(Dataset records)
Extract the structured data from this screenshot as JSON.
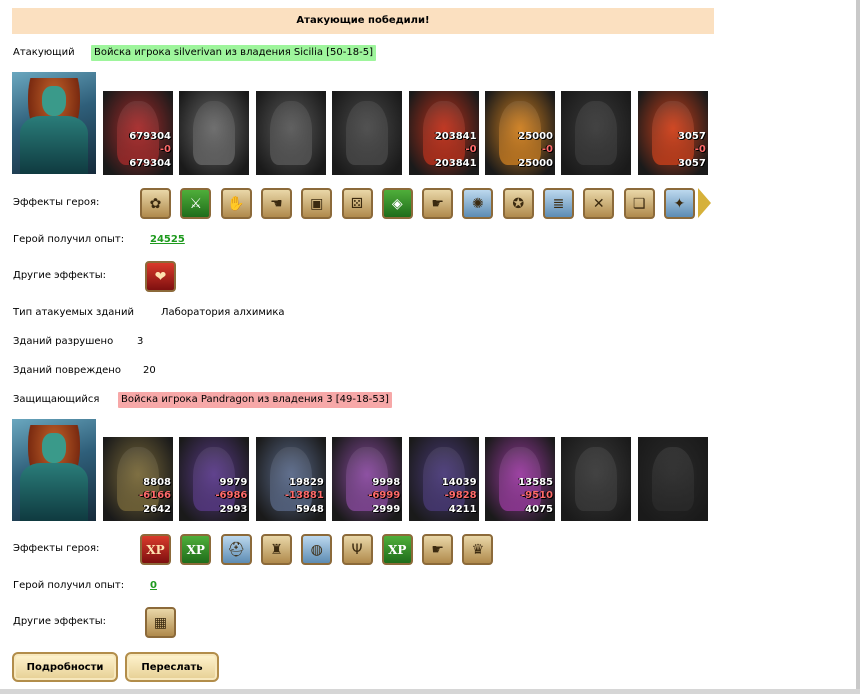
{
  "banner": "Атакующие победили!",
  "attacker": {
    "label": "Атакующий",
    "army": "Войска игрока silverivan из владения Sicilia [50-18-5]",
    "units": [
      {
        "name": "red-dragon-unit",
        "n1": "679304",
        "n2": "-0",
        "n3": "679304",
        "color": "#a82a2a"
      },
      {
        "name": "skeleton-unit",
        "n1": "",
        "n2": "",
        "n3": "",
        "color": "#6a6a6a"
      },
      {
        "name": "ghoul-unit",
        "n1": "",
        "n2": "",
        "n3": "",
        "color": "#5a5a5a"
      },
      {
        "name": "gargoyle-unit",
        "n1": "",
        "n2": "",
        "n3": "",
        "color": "#4a4a4a"
      },
      {
        "name": "fire-demon-unit",
        "n1": "203841",
        "n2": "-0",
        "n3": "203841",
        "color": "#c0301a"
      },
      {
        "name": "fire-monk-unit",
        "n1": "25000",
        "n2": "-0",
        "n3": "25000",
        "color": "#d08020"
      },
      {
        "name": "horned-knight-unit",
        "n1": "",
        "n2": "",
        "n3": "",
        "color": "#3a3a3a"
      },
      {
        "name": "flame-mage-unit",
        "n1": "3057",
        "n2": "-0",
        "n3": "3057",
        "color": "#d0401a"
      }
    ],
    "effects_label": "Эффекты героя:",
    "effects": [
      {
        "icon": "bag-icon",
        "glyph": "✿",
        "style": ""
      },
      {
        "icon": "sword-icon",
        "glyph": "⚔",
        "style": "green"
      },
      {
        "icon": "handshake-icon",
        "glyph": "✋",
        "style": ""
      },
      {
        "icon": "hand-icon",
        "glyph": "☚",
        "style": ""
      },
      {
        "icon": "chest-icon",
        "glyph": "▣",
        "style": ""
      },
      {
        "icon": "dice-icon",
        "glyph": "⚄",
        "style": ""
      },
      {
        "icon": "shield-icon",
        "glyph": "◈",
        "style": "green"
      },
      {
        "icon": "hand-shield-icon",
        "glyph": "☛",
        "style": ""
      },
      {
        "icon": "claw-icon",
        "glyph": "✺",
        "style": "blue"
      },
      {
        "icon": "pentagram-icon",
        "glyph": "✪",
        "style": ""
      },
      {
        "icon": "barrel-icon",
        "glyph": "≣",
        "style": "blue"
      },
      {
        "icon": "arrows-icon",
        "glyph": "✕",
        "style": ""
      },
      {
        "icon": "scroll-icon",
        "glyph": "❏",
        "style": ""
      },
      {
        "icon": "staff-icon",
        "glyph": "✦",
        "style": "blue"
      }
    ],
    "exp_label": "Герой получил опыт:",
    "exp_value": "24525",
    "other_label": "Другие эффекты:",
    "other_effects": [
      {
        "icon": "heart-sword-icon",
        "glyph": "❤",
        "style": "red"
      }
    ],
    "building_type_label": "Тип атакуемых зданий",
    "building_type_value": "Лаборатория алхимика",
    "destroyed_label": "Зданий разрушено",
    "destroyed_value": "3",
    "damaged_label": "Зданий повреждено",
    "damaged_value": "20"
  },
  "defender": {
    "label": "Защищающийся",
    "army": "Войска игрока Pandragon из владения 3 [49-18-53]",
    "units": [
      {
        "name": "ogre-unit",
        "n1": "8808",
        "n2": "-6166",
        "n3": "2642",
        "color": "#7a6a3a"
      },
      {
        "name": "rogue-unit",
        "n1": "9979",
        "n2": "-6986",
        "n3": "2993",
        "color": "#5a3a8a"
      },
      {
        "name": "lizard-warrior-unit",
        "n1": "19829",
        "n2": "-13881",
        "n3": "5948",
        "color": "#5a6a8a"
      },
      {
        "name": "harpy-unit",
        "n1": "9998",
        "n2": "-6999",
        "n3": "2999",
        "color": "#8a4aa0"
      },
      {
        "name": "elf-archer-unit",
        "n1": "14039",
        "n2": "-9828",
        "n3": "4211",
        "color": "#4a3a7a"
      },
      {
        "name": "sorceress-unit",
        "n1": "13585",
        "n2": "-9510",
        "n3": "4075",
        "color": "#9a3aa0"
      },
      {
        "name": "hooded-assassin-unit",
        "n1": "",
        "n2": "",
        "n3": "",
        "color": "#3a3a3a"
      },
      {
        "name": "spider-knight-unit",
        "n1": "",
        "n2": "",
        "n3": "",
        "color": "#2a2a2a"
      }
    ],
    "effects_label": "Эффекты героя:",
    "effects": [
      {
        "icon": "xp-red-icon",
        "glyph": "XP",
        "style": "red"
      },
      {
        "icon": "xp-book-icon",
        "glyph": "XP",
        "style": "green"
      },
      {
        "icon": "helmet-icon",
        "glyph": "⛑",
        "style": "blue"
      },
      {
        "icon": "tower-icon",
        "glyph": "♜",
        "style": ""
      },
      {
        "icon": "ring-icon",
        "glyph": "◍",
        "style": "blue"
      },
      {
        "icon": "trident-icon",
        "glyph": "Ψ",
        "style": ""
      },
      {
        "icon": "xp-green-icon",
        "glyph": "XP",
        "style": "green"
      },
      {
        "icon": "hand-shield-icon",
        "glyph": "☛",
        "style": ""
      },
      {
        "icon": "crest-icon",
        "glyph": "♛",
        "style": ""
      }
    ],
    "exp_label": "Герой получил опыт:",
    "exp_value": "0",
    "other_label": "Другие эффекты:",
    "other_effects": [
      {
        "icon": "barricade-icon",
        "glyph": "▦",
        "style": ""
      }
    ]
  },
  "buttons": {
    "details": "Подробности",
    "forward": "Переслать"
  }
}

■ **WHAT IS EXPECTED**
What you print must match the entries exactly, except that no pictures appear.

■ **ANSWER BOX**
Extract the structured data from this screenshot as JSON.
{
  "banner": "Атакующие победили!",
  "attacker": {
    "label": "Атакующий",
    "army": "Войска игрока silverivan из владения Sicilia [50-18-5]",
    "units": [
      {
        "name": "red-dragon-unit",
        "n1": "679304",
        "n2": "-0",
        "n3": "679304",
        "color": "#a82a2a"
      },
      {
        "name": "skeleton-unit",
        "n1": "",
        "n2": "",
        "n3": "",
        "color": "#6a6a6a"
      },
      {
        "name": "ghoul-unit",
        "n1": "",
        "n2": "",
        "n3": "",
        "color": "#5a5a5a"
      },
      {
        "name": "gargoyle-unit",
        "n1": "",
        "n2": "",
        "n3": "",
        "color": "#4a4a4a"
      },
      {
        "name": "fire-demon-unit",
        "n1": "203841",
        "n2": "-0",
        "n3": "203841",
        "color": "#c0301a"
      },
      {
        "name": "fire-monk-unit",
        "n1": "25000",
        "n2": "-0",
        "n3": "25000",
        "color": "#d08020"
      },
      {
        "name": "horned-knight-unit",
        "n1": "",
        "n2": "",
        "n3": "",
        "color": "#3a3a3a"
      },
      {
        "name": "flame-mage-unit",
        "n1": "3057",
        "n2": "-0",
        "n3": "3057",
        "color": "#d0401a"
      }
    ],
    "effects_label": "Эффекты героя:",
    "effects": [
      {
        "icon": "bag-icon",
        "glyph": "✿",
        "style": ""
      },
      {
        "icon": "sword-icon",
        "glyph": "⚔",
        "style": "green"
      },
      {
        "icon": "handshake-icon",
        "glyph": "✋",
        "style": ""
      },
      {
        "icon": "hand-icon",
        "glyph": "☚",
        "style": ""
      },
      {
        "icon": "chest-icon",
        "glyph": "▣",
        "style": ""
      },
      {
        "icon": "dice-icon",
        "glyph": "⚄",
        "style": ""
      },
      {
        "icon": "shield-icon",
        "glyph": "◈",
        "style": "green"
      },
      {
        "icon": "hand-shield-icon",
        "glyph": "☛",
        "style": ""
      },
      {
        "icon": "claw-icon",
        "glyph": "✺",
        "style": "blue"
      },
      {
        "icon": "pentagram-icon",
        "glyph": "✪",
        "style": ""
      },
      {
        "icon": "barrel-icon",
        "glyph": "≣",
        "style": "blue"
      },
      {
        "icon": "arrows-icon",
        "glyph": "✕",
        "style": ""
      },
      {
        "icon": "scroll-icon",
        "glyph": "❏",
        "style": ""
      },
      {
        "icon": "staff-icon",
        "glyph": "✦",
        "style": "blue"
      }
    ],
    "exp_label": "Герой получил опыт:",
    "exp_value": "24525",
    "other_label": "Другие эффекты:",
    "other_effects": [
      {
        "icon": "heart-sword-icon",
        "glyph": "❤",
        "style": "red"
      }
    ],
    "building_type_label": "Тип атакуемых зданий",
    "building_type_value": "Лаборатория алхимика",
    "destroyed_label": "Зданий разрушено",
    "destroyed_value": "3",
    "damaged_label": "Зданий повреждено",
    "damaged_value": "20"
  },
  "defender": {
    "label": "Защищающийся",
    "army": "Войска игрока Pandragon из владения 3 [49-18-53]",
    "units": [
      {
        "name": "ogre-unit",
        "n1": "8808",
        "n2": "-6166",
        "n3": "2642",
        "color": "#7a6a3a"
      },
      {
        "name": "rogue-unit",
        "n1": "9979",
        "n2": "-6986",
        "n3": "2993",
        "color": "#5a3a8a"
      },
      {
        "name": "lizard-warrior-unit",
        "n1": "19829",
        "n2": "-13881",
        "n3": "5948",
        "color": "#5a6a8a"
      },
      {
        "name": "harpy-unit",
        "n1": "9998",
        "n2": "-6999",
        "n3": "2999",
        "color": "#8a4aa0"
      },
      {
        "name": "elf-archer-unit",
        "n1": "14039",
        "n2": "-9828",
        "n3": "4211",
        "color": "#4a3a7a"
      },
      {
        "name": "sorceress-unit",
        "n1": "13585",
        "n2": "-9510",
        "n3": "4075",
        "color": "#9a3aa0"
      },
      {
        "name": "hooded-assassin-unit",
        "n1": "",
        "n2": "",
        "n3": "",
        "color": "#3a3a3a"
      },
      {
        "name": "spider-knight-unit",
        "n1": "",
        "n2": "",
        "n3": "",
        "color": "#2a2a2a"
      }
    ],
    "effects_label": "Эффекты героя:",
    "effects": [
      {
        "icon": "xp-red-icon",
        "glyph": "XP",
        "style": "red"
      },
      {
        "icon": "xp-book-icon",
        "glyph": "XP",
        "style": "green"
      },
      {
        "icon": "helmet-icon",
        "glyph": "⛑",
        "style": "blue"
      },
      {
        "icon": "tower-icon",
        "glyph": "♜",
        "style": ""
      },
      {
        "icon": "ring-icon",
        "glyph": "◍",
        "style": "blue"
      },
      {
        "icon": "trident-icon",
        "glyph": "Ψ",
        "style": ""
      },
      {
        "icon": "xp-green-icon",
        "glyph": "XP",
        "style": "green"
      },
      {
        "icon": "hand-shield-icon",
        "glyph": "☛",
        "style": ""
      },
      {
        "icon": "crest-icon",
        "glyph": "♛",
        "style": ""
      }
    ],
    "exp_label": "Герой получил опыт:",
    "exp_value": "0",
    "other_label": "Другие эффекты:",
    "other_effects": [
      {
        "icon": "barricade-icon",
        "glyph": "▦",
        "style": ""
      }
    ]
  },
  "buttons": {
    "details": "Подробности",
    "forward": "Переслать"
  }
}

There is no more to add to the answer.